I want to emphasize that the answer must not be primarily about feelings. I have heard many people who talk about “feeling close to God” as their primary test for their practice of the faith. This is dangerous.  I would suggest our Scribe and Pharisee friends in the Gospels got into trouble when they confused feeling holy with being holy. Daniel Mattson in his book Why I Don’t Call Myself Gay shares a lesson his father taught him: “In the planetarium where he worked, I would often sit next to him as he gave presentations to visiting school children.  My favorite part of every program was the moment when he made the star projector spin speedily, round and round, making it feel as if all of us in the auditorium were spinning. The dome of the planetarium filled our vision, and though we knew we were seated firmly in our chairs, it felt as if we were dizzily careening through space. As the gathered children enjoyed the experience, my father would use the moment to teach them about Nicolas Copernicus’ revolutionary discovery that the earth revolves around the sun, not the other way around, as most men had believed throughout history. ‘Feeling are important,’ he would say, ‘but they don’t always tell us the truth.’”

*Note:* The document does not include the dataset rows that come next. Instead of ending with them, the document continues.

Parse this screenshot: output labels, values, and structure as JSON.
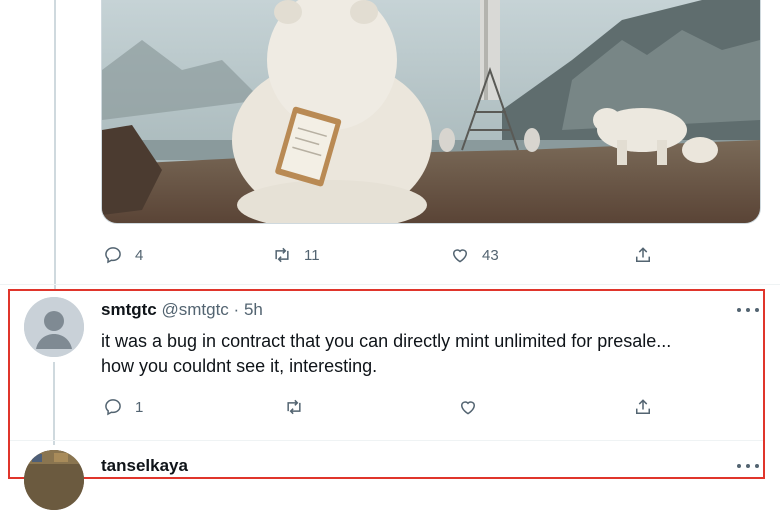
{
  "image_alt": "Polar bears in an arctic landscape",
  "top_tweet": {
    "actions": {
      "reply_count": "4",
      "retweet_count": "11",
      "like_count": "43"
    }
  },
  "reply": {
    "display_name": "smtgtc",
    "handle": "@smtgtc",
    "time": "5h",
    "separator": "·",
    "text_line1": "it was a bug in contract that you can directly mint unlimited for presale...",
    "text_line2": "how you couldnt see it, interesting.",
    "actions": {
      "reply_count": "1",
      "retweet_count": "",
      "like_count": ""
    }
  },
  "next_reply": {
    "display_name": "tanselkaya"
  },
  "colors": {
    "highlight_border": "#e0352b",
    "icon_gray": "#536471",
    "text": "#0f1419"
  }
}
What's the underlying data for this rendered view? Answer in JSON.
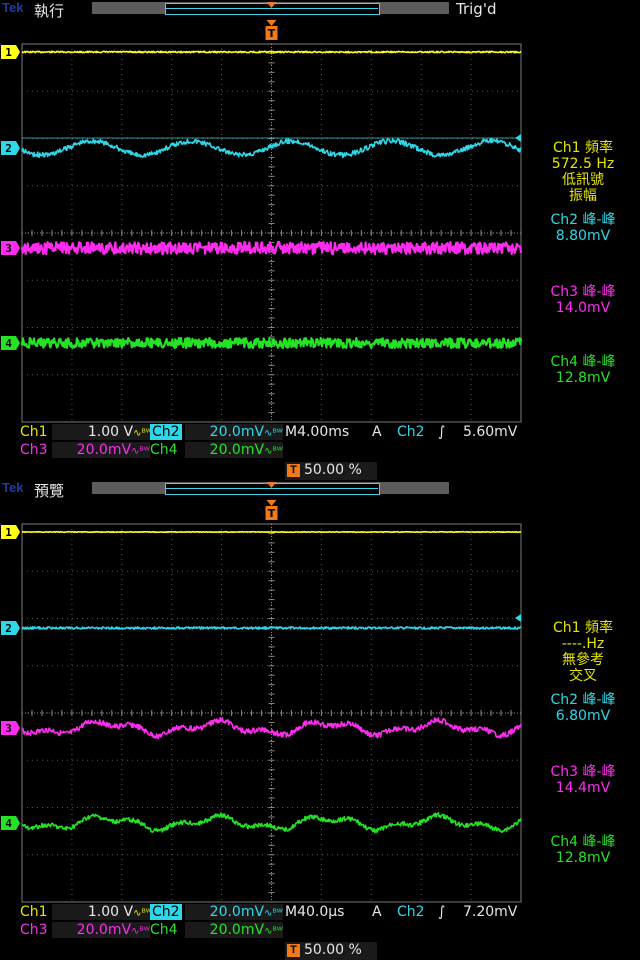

What should we look for as a sign that the Spirit is working in our lives?  It is always a good thing to start with Jesus, who said, “So by their fruits you will know them (Matthew 7:20; see Luke 6:43-46).”

What are the fruits of the Holy Spirit? St. Paul teaches they are “love, joy peace, patience, kindness, generosity, faithfulness gentleness, and self-control (Galatians 5:22-23, and memorizing that list would not be a bad thing).”  If the Holy Spirit is at work in us and if we are cooperating with that work, we should demonstrate an increase in those qualities.  We all fall short, but we can be headed in the right direction.

However, it would be a grievous error to focus our faith life only on our personal development. I suggest that what Jesus said about fruit and harvesting has more to do with gathering people to Him as He has commanded us to do.  If we read the following texts from that lens I think they will make the most sense: “At the sight of the crowds, his heart was moved with pity for them because they were troubled and abandoned, like sheep without a shepherd. Then he said to his disciples, ‘The harvest is abundant but the laborer are few; so ask the master of the harvest to send out laborers for his harvest (Matthew 9:36-37).’” “After this the Lord appointed seventy-two others whom he sent ahead of him in pairs to every town and place he intended to visit. He said to them, ‘The harvest in abundant but the laborers are few; so ask the master of the harvest to send out laborers for his harvest. Go on your way; behold, I am sending you like lambs among wolves (Luke 10:1-3).’” We see in John 4:35-36 Jesus talks about seeing the fields ripe for the harvest and that “one sows and another reaps.” In John 15: 1-17 He talks about us being branches on the vine and remaining on Him in order to bear fruit that will remain.

Acts of the Apostles has been called “The Gospel of the Holy Spirit.”  We see the work of the Spirit most memorably in the story of Pentecost in Acts 2. The celebration of Pentecost in the Jewish calendar was the feast of first fruits. That will wait for a future article.